I tested this nozzle some time ago, along with other optional nozzles for the A1’s. Bambu Lab’s full set includes a 0.2, 0.4, 0.6 and 0.8 swappable nozzles for this line of equipment.

During my testing on a whim I printed a using the 0.2mm nozzle, and I was quite surprised at the result, shown at top.

This item printed extremely well at an incredible resolution. This is one of the first times I could actually read the back plate of the on a FFF 3D print.

High resolution FFF 3D print [Source: Fabbaloo]

At the time I thought this capability was quite amazing. I then printed a model of a figurine using the 0.2mm nozzle with decreasing sizes, all the way down to only 4mm tall. Incredibly, the print came out quite well. The at the rear is the normal size, acting as the banana in this image.

I now see an increasing number of posts that leverage the 0.2mm nozzle to print similar high resolution FFF models. In many cases the quality rivals that of basic resin 3D printers. People are discovering the true capabilities of high resolution FFF 3D printing.

It may be that there is a window where a portion of the printing that would have been destined for resin devices can now be made on FFF equipment with tiny nozzle diameters.

That’s good news for a couple of reasons.

First, many resin 3D printer operators actually own FFF devices as well. By being able to print all items on the FFF device, they can potentially dispose of the resin 3D printer.

Resin 3D printers use toxic resin, and many operators don’t rigorously follow safety handling protocols. This is a long-term danger that some don’t even realize. By enabling high resolution FFF 3D printing, this risk can be reduced and eliminated for some — even if they don’t realize it.

If you have access to a 0.2mm nozzle, I suggest you give it a try. You may be quite surprised at the results.

By Kerry Stevenson
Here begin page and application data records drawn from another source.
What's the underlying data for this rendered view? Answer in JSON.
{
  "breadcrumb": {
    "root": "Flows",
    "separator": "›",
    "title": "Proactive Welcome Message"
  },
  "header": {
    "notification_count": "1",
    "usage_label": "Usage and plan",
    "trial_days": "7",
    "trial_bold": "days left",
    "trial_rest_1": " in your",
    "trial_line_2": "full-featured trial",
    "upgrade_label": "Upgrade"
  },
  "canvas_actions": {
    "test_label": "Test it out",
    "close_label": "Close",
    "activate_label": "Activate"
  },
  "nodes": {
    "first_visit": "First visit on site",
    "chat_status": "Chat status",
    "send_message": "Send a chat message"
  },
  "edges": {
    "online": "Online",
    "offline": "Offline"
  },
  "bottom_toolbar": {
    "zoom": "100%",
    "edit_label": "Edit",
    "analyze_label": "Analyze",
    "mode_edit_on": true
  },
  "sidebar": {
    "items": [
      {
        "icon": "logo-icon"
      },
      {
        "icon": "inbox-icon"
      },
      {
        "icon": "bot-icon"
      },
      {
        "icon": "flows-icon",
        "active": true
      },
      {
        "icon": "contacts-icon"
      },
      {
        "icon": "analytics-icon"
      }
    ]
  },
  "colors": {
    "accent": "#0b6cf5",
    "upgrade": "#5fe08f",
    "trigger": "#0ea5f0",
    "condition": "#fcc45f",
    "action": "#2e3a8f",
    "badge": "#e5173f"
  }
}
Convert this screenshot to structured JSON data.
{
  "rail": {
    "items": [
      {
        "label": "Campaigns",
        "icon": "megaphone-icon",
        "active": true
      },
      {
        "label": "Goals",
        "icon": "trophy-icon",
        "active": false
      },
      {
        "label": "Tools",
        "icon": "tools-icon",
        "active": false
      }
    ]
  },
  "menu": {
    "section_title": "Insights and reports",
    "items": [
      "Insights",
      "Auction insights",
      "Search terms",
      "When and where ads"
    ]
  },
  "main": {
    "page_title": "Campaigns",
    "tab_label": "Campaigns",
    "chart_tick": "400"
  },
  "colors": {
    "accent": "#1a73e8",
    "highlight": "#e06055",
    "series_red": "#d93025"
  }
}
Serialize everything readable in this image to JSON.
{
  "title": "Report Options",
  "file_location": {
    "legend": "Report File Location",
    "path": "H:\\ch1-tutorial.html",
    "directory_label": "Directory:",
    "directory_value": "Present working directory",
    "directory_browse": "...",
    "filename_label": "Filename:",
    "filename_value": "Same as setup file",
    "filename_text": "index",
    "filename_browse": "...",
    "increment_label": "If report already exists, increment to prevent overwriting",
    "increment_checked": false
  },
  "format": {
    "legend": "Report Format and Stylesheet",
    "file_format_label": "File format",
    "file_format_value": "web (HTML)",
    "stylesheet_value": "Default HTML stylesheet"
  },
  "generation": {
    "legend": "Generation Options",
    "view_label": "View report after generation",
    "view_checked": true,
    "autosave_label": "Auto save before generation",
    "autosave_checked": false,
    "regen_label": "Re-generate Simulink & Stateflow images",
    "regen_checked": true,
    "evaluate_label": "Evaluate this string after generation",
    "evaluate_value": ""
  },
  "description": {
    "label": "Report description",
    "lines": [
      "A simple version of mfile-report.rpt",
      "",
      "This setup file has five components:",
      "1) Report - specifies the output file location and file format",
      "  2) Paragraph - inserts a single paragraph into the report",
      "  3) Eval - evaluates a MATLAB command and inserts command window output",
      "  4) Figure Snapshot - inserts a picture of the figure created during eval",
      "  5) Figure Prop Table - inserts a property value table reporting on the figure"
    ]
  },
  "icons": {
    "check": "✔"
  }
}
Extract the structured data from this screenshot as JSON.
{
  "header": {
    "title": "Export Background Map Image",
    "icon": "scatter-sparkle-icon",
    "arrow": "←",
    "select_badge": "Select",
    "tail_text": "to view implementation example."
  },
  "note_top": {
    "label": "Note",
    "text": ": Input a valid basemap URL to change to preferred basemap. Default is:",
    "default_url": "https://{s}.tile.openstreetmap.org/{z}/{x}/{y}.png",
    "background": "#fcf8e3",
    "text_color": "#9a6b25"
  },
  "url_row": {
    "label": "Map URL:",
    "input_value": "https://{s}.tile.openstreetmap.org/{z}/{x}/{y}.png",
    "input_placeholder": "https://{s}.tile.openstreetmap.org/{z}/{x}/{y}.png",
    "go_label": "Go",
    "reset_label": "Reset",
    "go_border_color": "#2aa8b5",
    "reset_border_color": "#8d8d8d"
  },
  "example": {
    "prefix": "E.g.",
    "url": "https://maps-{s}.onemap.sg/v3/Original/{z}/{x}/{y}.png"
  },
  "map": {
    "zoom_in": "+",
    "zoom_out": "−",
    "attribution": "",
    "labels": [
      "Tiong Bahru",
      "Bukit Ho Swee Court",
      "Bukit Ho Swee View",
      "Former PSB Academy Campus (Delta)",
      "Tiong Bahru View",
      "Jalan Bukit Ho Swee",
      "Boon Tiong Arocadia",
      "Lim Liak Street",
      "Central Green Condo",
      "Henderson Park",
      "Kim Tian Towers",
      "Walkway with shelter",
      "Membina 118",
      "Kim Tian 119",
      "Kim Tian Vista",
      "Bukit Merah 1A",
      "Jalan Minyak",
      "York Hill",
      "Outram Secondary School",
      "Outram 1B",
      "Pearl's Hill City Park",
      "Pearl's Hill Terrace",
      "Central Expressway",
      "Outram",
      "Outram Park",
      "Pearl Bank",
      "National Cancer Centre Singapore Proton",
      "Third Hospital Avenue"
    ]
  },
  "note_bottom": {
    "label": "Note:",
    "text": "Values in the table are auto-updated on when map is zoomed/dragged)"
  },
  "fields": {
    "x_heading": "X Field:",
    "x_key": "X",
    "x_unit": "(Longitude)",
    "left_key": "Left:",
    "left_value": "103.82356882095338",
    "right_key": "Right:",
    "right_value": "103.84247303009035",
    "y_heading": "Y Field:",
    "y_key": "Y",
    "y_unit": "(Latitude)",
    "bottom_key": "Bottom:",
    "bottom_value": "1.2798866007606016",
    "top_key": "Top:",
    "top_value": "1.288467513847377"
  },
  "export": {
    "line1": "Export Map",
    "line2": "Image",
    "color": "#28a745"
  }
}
Kerry Stevenson, aka "General Fabb" has written over 8,000 stories on 3D printing at Fabbaloo since he launched the venture in 2007, with an intention to promote and grow the incredible technology of 3D printing across the world. So far, it seems to be working!